There’s not a whole lot to look at at this point – while they’ve got a GitHub repository going, it includes only a little bit of sample code. But in the video, the results look impressive, perhaps enough – given an experience team – for some to go ahead and take the leap of supporting the crowd-funded Kickstarter project.
And they say computer technology for music is “disposable.” Csound has a direct lineage to the very first digital audio synthesis ever to run on computers, counting decades of history. It remains an elegant way to make any instrument, event, or musical creation you can imagine, all with a free tool. And now, a Csound file can be baked right into an app for iOS, if you so desire.
Whether or not you’re ready to tinker with code, that means more musical goodies for your sonic amusement. And the next in line is something called csSpectral. Boulanger Labs has been hard at work on this one, and it looks like it will yield some insane sonic frontiers.
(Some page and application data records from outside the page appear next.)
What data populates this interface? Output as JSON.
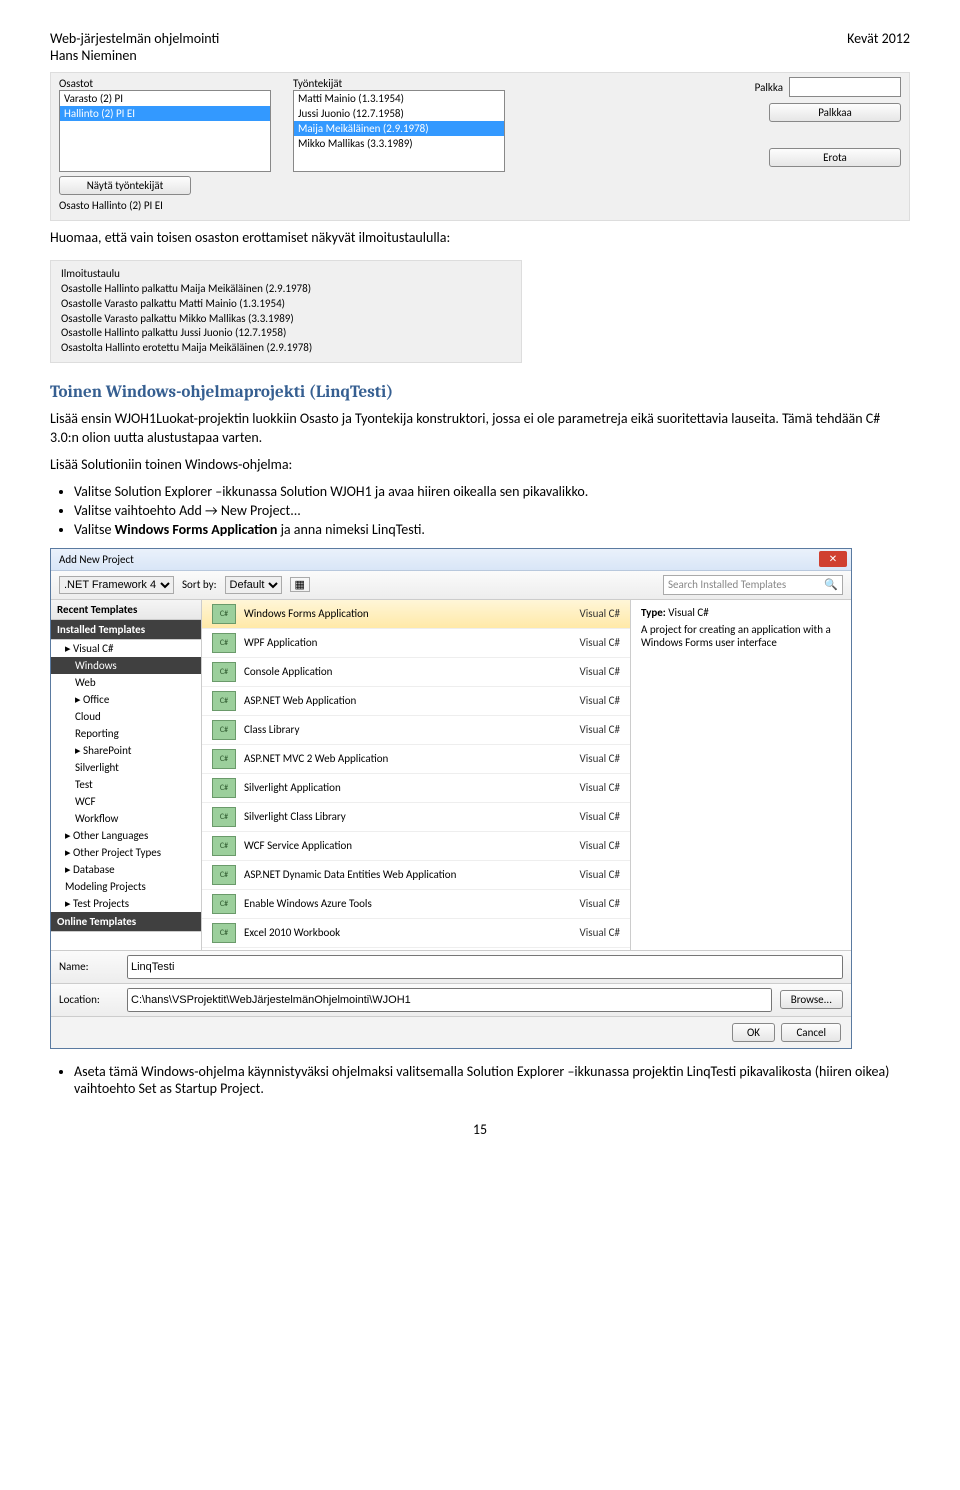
{
  "header": {
    "left1": "Web-järjestelmän ohjelmointi",
    "left2": "Hans Nieminen",
    "right": "Kevät 2012"
  },
  "formpanel": {
    "osastot_label": "Osastot",
    "osastot": [
      "Varasto (2) PI",
      "Hallinto (2) PI EI"
    ],
    "btn_nayta": "Näytä työntekijät",
    "summary": "Osasto Hallinto (2) PI EI",
    "tyontekijat_label": "Työntekijät",
    "tyontekijat": [
      "Matti Mainio (1.3.1954)",
      "Jussi Juonio (12.7.1958)",
      "Maija Meikäläinen (2.9.1978)",
      "Mikko Mallikas (3.3.1989)"
    ],
    "palkka_label": "Palkka",
    "btn_palkkaa": "Palkkaa",
    "btn_erota": "Erota"
  },
  "body_text1": "Huomaa, että vain toisen osaston erottamiset näkyvät ilmoitustaululla:",
  "ilmoituspanel": {
    "title": "Ilmoitustaulu",
    "rows": [
      "Osastolle Hallinto palkattu Maija Meikäläinen (2.9.1978)",
      "Osastolle Varasto palkattu Matti Mainio (1.3.1954)",
      "Osastolle Varasto palkattu Mikko Mallikas (3.3.1989)",
      "Osastolle Hallinto palkattu Jussi Juonio (12.7.1958)",
      "Osastolta Hallinto erotettu Maija Meikäläinen (2.9.1978)"
    ]
  },
  "h2": "Toinen Windows-ohjelmaprojekti (LinqTesti)",
  "p1": "Lisää ensin WJOH1Luokat-projektin luokkiin Osasto ja Tyontekija konstruktori, jossa ei ole parametreja eikä suoritettavia lauseita. Tämä tehdään C# 3.0:n olion uutta alustustapaa varten.",
  "p2": "Lisää Solutioniin toinen Windows-ohjelma:",
  "bullets_a": [
    "Valitse Solution Explorer –ikkunassa Solution WJOH1 ja avaa hiiren oikealla sen pikavalikko.",
    "Valitse vaihtoehto Add → New Project...",
    "Valitse <b>Windows Forms Application</b> ja anna nimeksi LinqTesti."
  ],
  "dialog": {
    "title": "Add New Project",
    "recent": "Recent Templates",
    "installed": "Installed Templates",
    "online": "Online Templates",
    "nav_root": "Visual C#",
    "nav_items": [
      "Windows",
      "Web",
      "Office",
      "Cloud",
      "Reporting",
      "SharePoint",
      "Silverlight",
      "Test",
      "WCF",
      "Workflow"
    ],
    "nav_after": [
      "Other Languages",
      "Other Project Types",
      "Database",
      "Modeling Projects",
      "Test Projects"
    ],
    "framework": ".NET Framework 4",
    "sortby": "Default",
    "search_placeholder": "Search Installed Templates",
    "lang": "Visual C#",
    "templates": [
      "Windows Forms Application",
      "WPF Application",
      "Console Application",
      "ASP.NET Web Application",
      "Class Library",
      "ASP.NET MVC 2 Web Application",
      "Silverlight Application",
      "Silverlight Class Library",
      "WCF Service Application",
      "ASP.NET Dynamic Data Entities Web Application",
      "Enable Windows Azure Tools",
      "Excel 2010 Workbook"
    ],
    "info_title": "Type:",
    "info_desc": "A project for creating an application with a Windows Forms user interface",
    "name_label": "Name:",
    "name_value": "LinqTesti",
    "loc_label": "Location:",
    "loc_value": "C:\\hans\\VSProjektit\\WebJärjestelmänOhjelmointi\\WJOH1",
    "browse": "Browse...",
    "ok": "OK",
    "cancel": "Cancel"
  },
  "bullet_b": "Aseta tämä Windows-ohjelma käynnistyväksi ohjelmaksi valitsemalla Solution Explorer –ikkunassa projektin LinqTesti pikavalikosta (hiiren oikea) vaihtoehto Set as Startup Project.",
  "page": "15"
}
The new Csound-based iOS app by Boulanger Labs, csSpectral. Deepak Gopinath (Lead iOS Developer) is using csSpectral to play back a simple beat and transforms the rhythms into a unique percussion track that morphs beyond glitch. This aspect of the app is well-suited for many applications ranging from advanced sound design for film to a mashup of your favorite track.
In other words, it makes crazy noises. Or, in marketing speak, it’s well suited to serenading a future mate, providing a futuristic science fiction atmosphere to your next meal, for playing to babies in their cradles to turn them superintelligent and get them into the best afterschool programs later on, or as a means to entering higher states of astral awareness.
Another video below.
More good news: @csoundcommunity tells us via Twitter, “Just like last time, the Csound .csd will be available to investigate and learn from. Takahiko Tsuchiya takes it to another level!” And for Max fans, “there will be a Max patch avail on release w/MIDI learn. Controllers programmed on the fly, even the APC!”
If you’re ready to make your own app powered by Csound, we’ve got good news for you: there’s a free tutorial to get you started. Download the PDF and, provided you’ve got the Apple SDKs configured for building apps, you’re all set to turn your Csound files into apps: